Please return every line of the records below that holds the word "Prevalence".
[Supplied information Boundary: Start]
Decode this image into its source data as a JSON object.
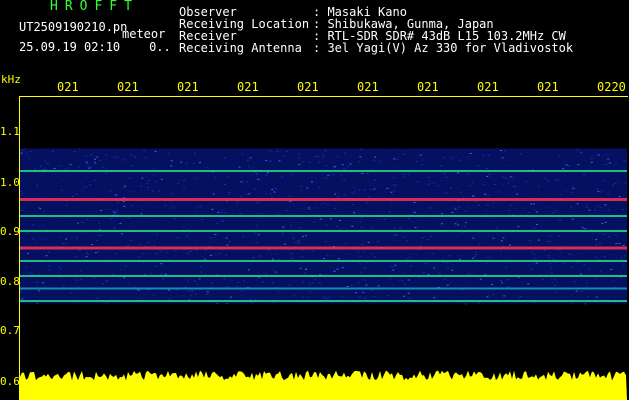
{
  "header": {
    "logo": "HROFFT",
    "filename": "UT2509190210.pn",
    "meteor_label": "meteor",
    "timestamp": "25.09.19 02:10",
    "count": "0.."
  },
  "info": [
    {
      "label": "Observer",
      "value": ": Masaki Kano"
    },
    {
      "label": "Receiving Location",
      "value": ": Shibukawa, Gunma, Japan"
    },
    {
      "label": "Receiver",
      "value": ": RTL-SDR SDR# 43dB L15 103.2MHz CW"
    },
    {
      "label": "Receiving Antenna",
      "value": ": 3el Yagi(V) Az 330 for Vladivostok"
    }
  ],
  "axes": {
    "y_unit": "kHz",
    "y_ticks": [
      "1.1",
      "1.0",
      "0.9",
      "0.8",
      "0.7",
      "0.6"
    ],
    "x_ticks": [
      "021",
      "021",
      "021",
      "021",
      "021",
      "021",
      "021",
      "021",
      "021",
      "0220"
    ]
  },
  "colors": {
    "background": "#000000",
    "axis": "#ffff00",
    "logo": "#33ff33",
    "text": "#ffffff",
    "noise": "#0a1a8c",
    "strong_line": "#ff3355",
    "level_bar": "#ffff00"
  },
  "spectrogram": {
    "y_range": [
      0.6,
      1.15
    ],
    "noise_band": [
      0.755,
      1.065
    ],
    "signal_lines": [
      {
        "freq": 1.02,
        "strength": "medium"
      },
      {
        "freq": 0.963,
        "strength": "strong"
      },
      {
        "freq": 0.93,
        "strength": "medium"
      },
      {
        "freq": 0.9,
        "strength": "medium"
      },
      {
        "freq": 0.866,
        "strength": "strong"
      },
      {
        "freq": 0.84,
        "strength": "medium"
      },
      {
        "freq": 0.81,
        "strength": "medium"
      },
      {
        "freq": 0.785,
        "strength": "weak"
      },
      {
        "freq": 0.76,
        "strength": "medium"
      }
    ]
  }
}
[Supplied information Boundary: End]
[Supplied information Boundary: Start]
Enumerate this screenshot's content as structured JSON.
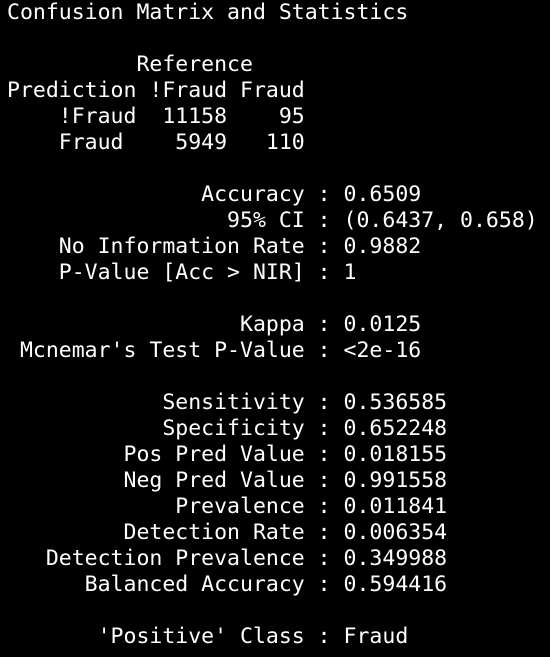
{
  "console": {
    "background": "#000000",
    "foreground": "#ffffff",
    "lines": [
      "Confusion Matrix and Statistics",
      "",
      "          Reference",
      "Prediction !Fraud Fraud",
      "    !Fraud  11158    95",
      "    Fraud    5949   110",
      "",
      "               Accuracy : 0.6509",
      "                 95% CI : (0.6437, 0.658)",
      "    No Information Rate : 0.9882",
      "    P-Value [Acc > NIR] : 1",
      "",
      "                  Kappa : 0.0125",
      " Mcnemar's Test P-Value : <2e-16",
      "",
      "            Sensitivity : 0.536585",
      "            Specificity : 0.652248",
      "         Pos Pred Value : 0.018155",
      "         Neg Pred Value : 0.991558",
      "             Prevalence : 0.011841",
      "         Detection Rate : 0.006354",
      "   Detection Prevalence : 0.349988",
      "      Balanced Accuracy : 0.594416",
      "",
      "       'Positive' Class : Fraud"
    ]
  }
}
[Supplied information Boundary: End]
- _Solution for this task_
      "             Prevalence : 0.011841",
      "   Detection Prevalence : 0.349988",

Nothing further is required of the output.